When coming from another language it is good to find out where D stands in relation to it. There is the feature list which states if a feature exists or not and possibly an explanation. For a side-by-side comparison of many languages: Languages vs D or you can look at code snippets of from Rosetta Code.
A very superficial way to find out the popularity of D in relation to other languages can is at the Tiobe Index website.
For information about syntactical differences or gotchas when coming from another language choose your language below.
- Programming in D for C Programmers
- Porting from C gotchas
- Programming in D for C++ Programmers
- How does D improve on C++ 17?
- Delphi or Pascal
If you are interested in converting your code to D start by looking at the Porting Overview.
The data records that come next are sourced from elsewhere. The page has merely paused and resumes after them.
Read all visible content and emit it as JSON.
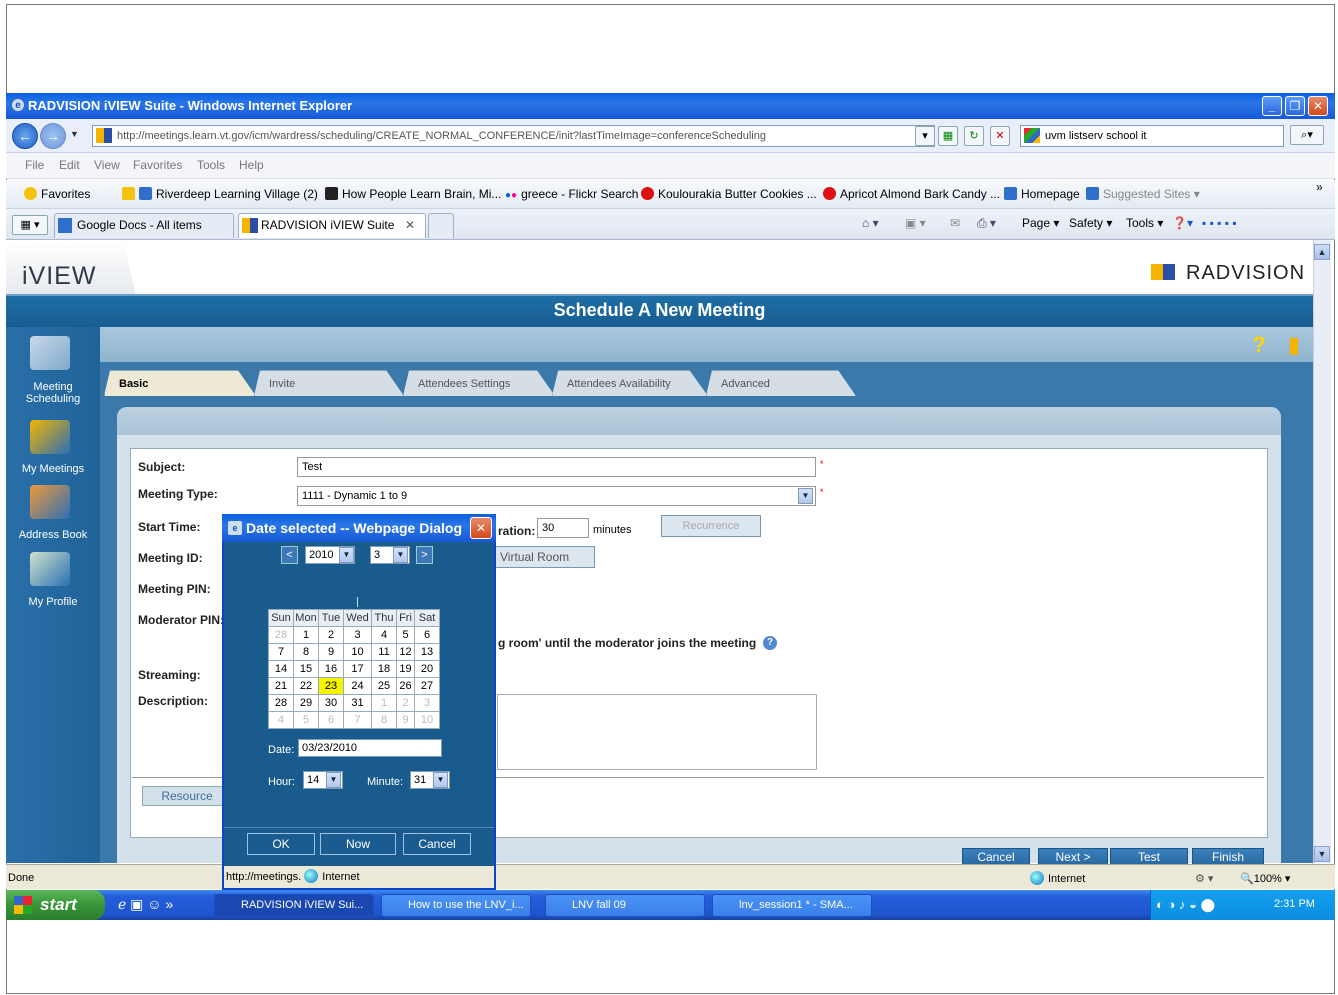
{
  "browser": {
    "title": "RADVISION iVIEW Suite - Windows Internet Explorer",
    "url": "http://meetings.learn.vt.gov/icm/wardress/scheduling/CREATE_NORMAL_CONFERENCE/init?lastTimeImage=conferenceScheduling",
    "search": "uvm listserv school it",
    "menu": [
      "File",
      "Edit",
      "View",
      "Favorites",
      "Tools",
      "Help"
    ],
    "favorites_label": "Favorites",
    "favorites": [
      "Riverdeep Learning Village (2)",
      "How People Learn Brain, Mi...",
      "greece - Flickr Search",
      "Koulourakia Butter Cookies ...",
      "Apricot Almond Bark Candy ...",
      "Homepage",
      "Suggested Sites ▾"
    ],
    "tabs": [
      "Google Docs - All items",
      "RADVISION iVIEW Suite"
    ],
    "commands": [
      "Page ▾",
      "Safety ▾",
      "Tools ▾"
    ],
    "status": "Done",
    "zone": "Internet",
    "zoom": "100%"
  },
  "app": {
    "logo": "iVIEW",
    "brand": "RADVISION",
    "header_title": "Schedule A New Meeting",
    "sidebar": [
      "Meeting Scheduling",
      "My Meetings",
      "Address Book",
      "My Profile"
    ],
    "tabs": [
      "Basic",
      "Invite",
      "Attendees Settings",
      "Attendees Availability",
      "Advanced"
    ],
    "form": {
      "subject_label": "Subject:",
      "subject_value": "Test",
      "meeting_type_label": "Meeting Type:",
      "meeting_type_value": "1111 - Dynamic 1 to 9",
      "start_time_label": "Start Time:",
      "duration_label": "ration:",
      "duration_value": "30",
      "minutes_label": "minutes",
      "recurrence_button": "Recurrence",
      "meeting_id_label": "Meeting ID:",
      "virtual_room_button": "Virtual Room",
      "meeting_pin_label": "Meeting PIN:",
      "moderator_pin_label": "Moderator PIN:",
      "waiting_text": "g room' until the moderator joins the meeting",
      "streaming_label": "Streaming:",
      "description_label": "Description:",
      "resources_button": "Resource"
    },
    "footer_buttons": [
      "Cancel",
      "Next >",
      "Test",
      "Finish"
    ]
  },
  "dialog": {
    "title": "Date selected -- Webpage Dialog",
    "year": "2010",
    "month": "3",
    "prev": "<",
    "next": ">",
    "weekdays": [
      "Sun",
      "Mon",
      "Tue",
      "Wed",
      "Thu",
      "Fri",
      "Sat"
    ],
    "weeks": [
      [
        "28",
        "1",
        "2",
        "3",
        "4",
        "5",
        "6"
      ],
      [
        "7",
        "8",
        "9",
        "10",
        "11",
        "12",
        "13"
      ],
      [
        "14",
        "15",
        "16",
        "17",
        "18",
        "19",
        "20"
      ],
      [
        "21",
        "22",
        "23",
        "24",
        "25",
        "26",
        "27"
      ],
      [
        "28",
        "29",
        "30",
        "31",
        "1",
        "2",
        "3"
      ],
      [
        "4",
        "5",
        "6",
        "7",
        "8",
        "9",
        "10"
      ]
    ],
    "date_label": "Date:",
    "date_value": "03/23/2010",
    "hour_label": "Hour:",
    "hour_value": "14",
    "minute_label": "Minute:",
    "minute_value": "31",
    "ok": "OK",
    "now": "Now",
    "cancel": "Cancel",
    "status_url": "http://meetings.",
    "status_zone": "Internet"
  },
  "taskbar": {
    "start": "start",
    "items": [
      "RADVISION iVIEW Sui...",
      "How to use the LNV_i...",
      "LNV fall 09",
      "lnv_session1 * - SMA..."
    ],
    "clock": "2:31 PM"
  }
}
Walter Bright has observed that when you first start writing D you tend to write it like the existing languages you are familiar with. In time you may choose to make use of the higher-level features of D that make writing D code a pleasure rather than a chore. But programming is about using a tool to solve a problem, and there is no dogma in D that there is only one way to do it. Very often you don't need to make use of advanced D features like metaprogramming, templates, and compiler time function execution to achieve a useful result quickly.
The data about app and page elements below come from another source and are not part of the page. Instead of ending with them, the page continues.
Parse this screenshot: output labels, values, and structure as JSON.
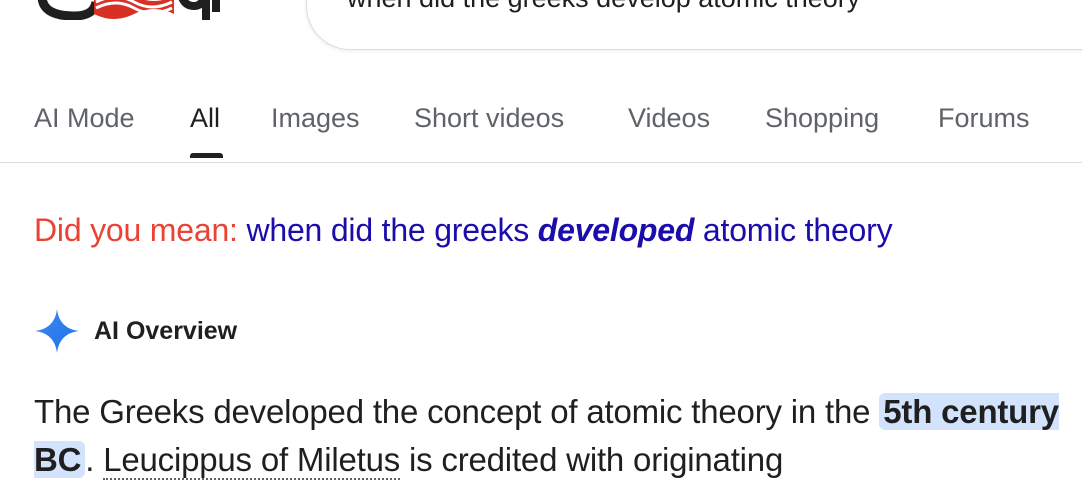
{
  "search": {
    "query": "when did the greeks develop atomic theory"
  },
  "tabs": [
    {
      "label": "AI Mode",
      "active": false
    },
    {
      "label": "All",
      "active": true
    },
    {
      "label": "Images",
      "active": false
    },
    {
      "label": "Short videos",
      "active": false
    },
    {
      "label": "Videos",
      "active": false
    },
    {
      "label": "Shopping",
      "active": false
    },
    {
      "label": "Forums",
      "active": false
    }
  ],
  "did_you_mean": {
    "prefix": "Did you mean:",
    "part1": "when did the greeks",
    "corrected_word": "developed",
    "part2": "atomic theory"
  },
  "ai_overview": {
    "title": "AI Overview",
    "text_before": "The Greeks developed the concept of atomic theory in the",
    "highlight": "5th century BC",
    "text_after_highlight": ".",
    "link": "Leucippus of Miletus",
    "text_end": "is credited with originating"
  },
  "colors": {
    "tab_inactive": "#5f6368",
    "link": "#1a0dab",
    "dym_prefix": "#ea4335",
    "highlight_bg": "#d3e3fd",
    "sparkle": "#4285f4"
  },
  "icons": {
    "logo": "google-logo",
    "sparkle": "ai-sparkle-icon"
  }
}
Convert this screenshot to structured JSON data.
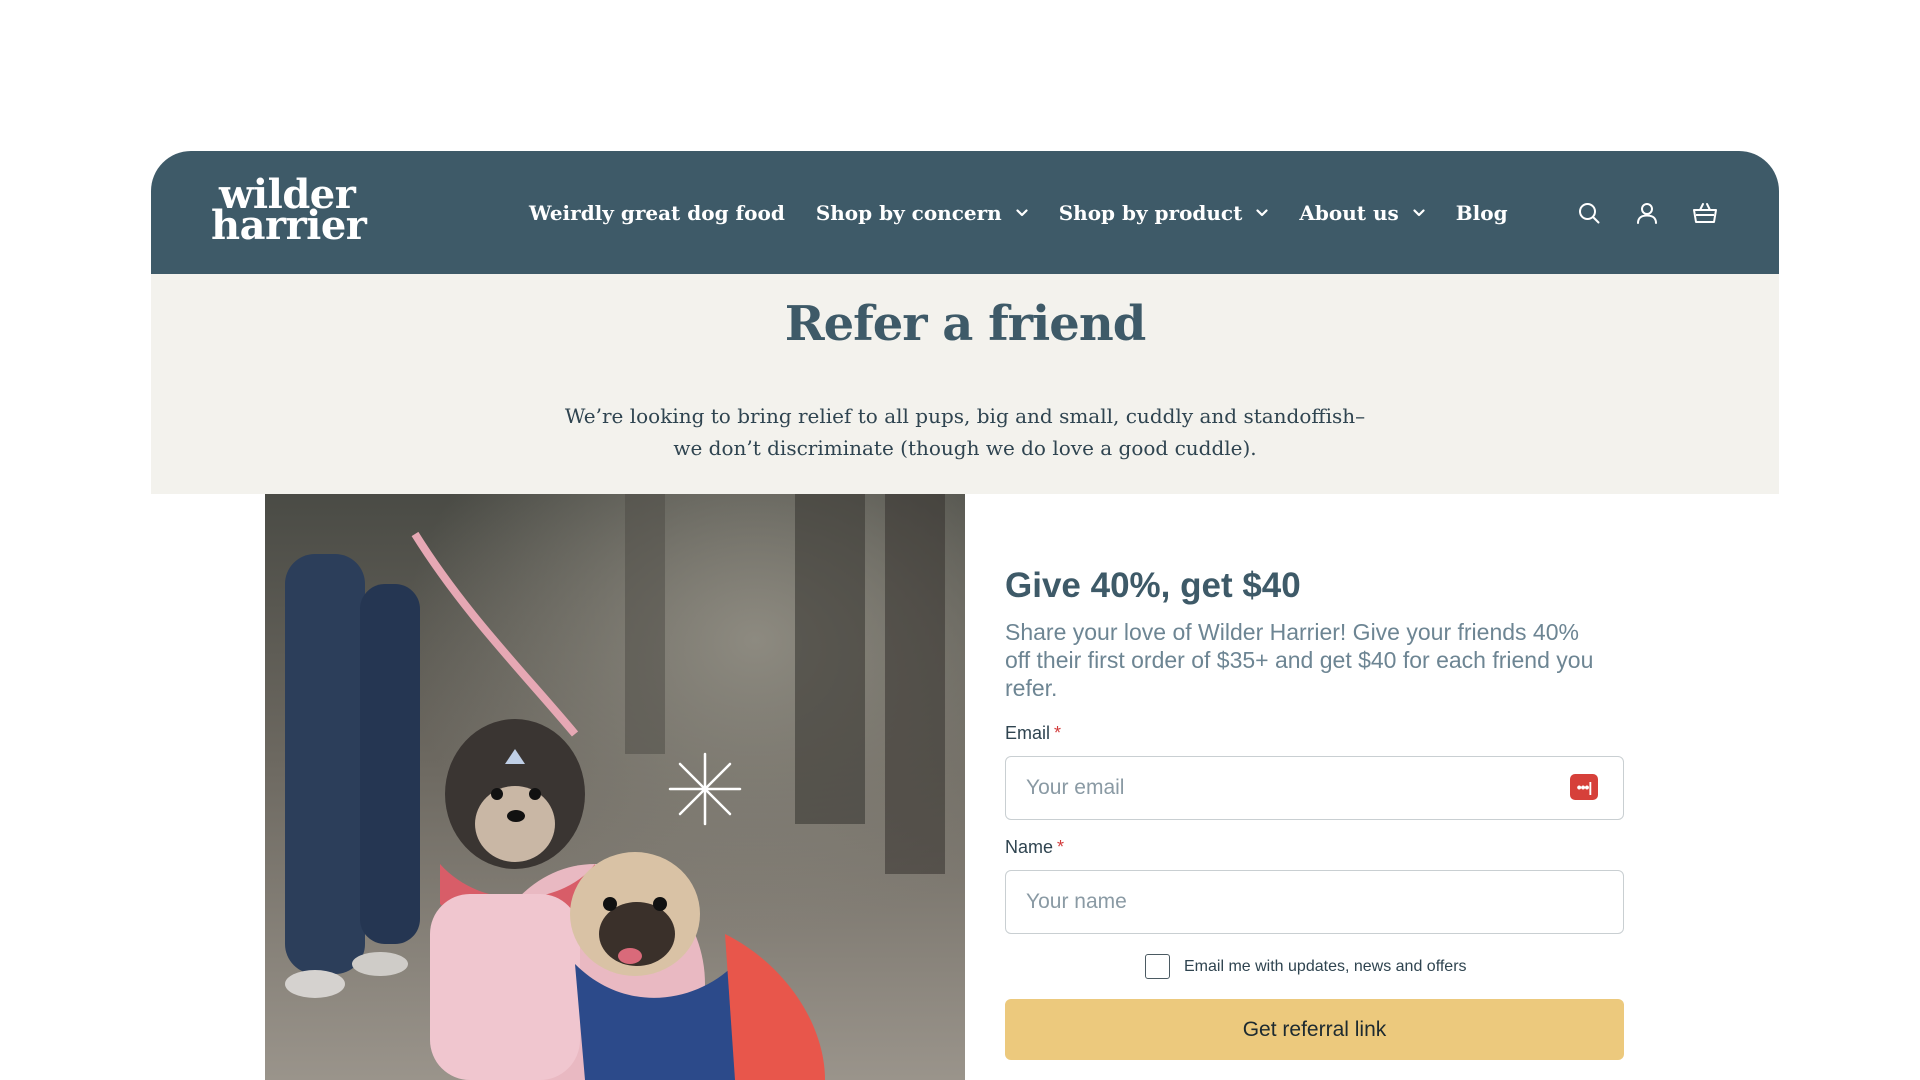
{
  "header": {
    "logo_line1": "wilder",
    "logo_line2": "harrier",
    "nav": [
      {
        "label": "Weirdly great dog food"
      },
      {
        "label": "Shop by concern"
      },
      {
        "label": "Shop by product"
      },
      {
        "label": "About us"
      },
      {
        "label": "Blog"
      }
    ],
    "icons": [
      "search-icon",
      "account-icon",
      "cart-icon"
    ]
  },
  "hero": {
    "title": "Refer a friend",
    "text": "We’re looking to bring relief to all pups, big and small, cuddly and standoffish– we don’t discriminate (though we do love a good cuddle)."
  },
  "referral": {
    "title": "Give 40%, get $40",
    "description": "Share your love of Wilder Harrier! Give your friends 40% off their first order of $35+ and get $40 for each friend you refer.",
    "email_label": "Email",
    "email_placeholder": "Your email",
    "name_label": "Name",
    "name_placeholder": "Your name",
    "required_mark": "*",
    "password_manager_badge": "•••|",
    "consent_label": "Email me with updates, news and offers",
    "consent_checked": false,
    "submit_label": "Get referral link"
  },
  "colors": {
    "header_bg": "#3e5a68",
    "hero_bg": "#f3f2ed",
    "button_bg": "#ecc97d",
    "required": "#d23b3b"
  }
}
So it's often initially satisfying to start by porting the code as is, and then over time refine it or write a higher-level wrapper (you can start by wrapping only a few bits and build up over time).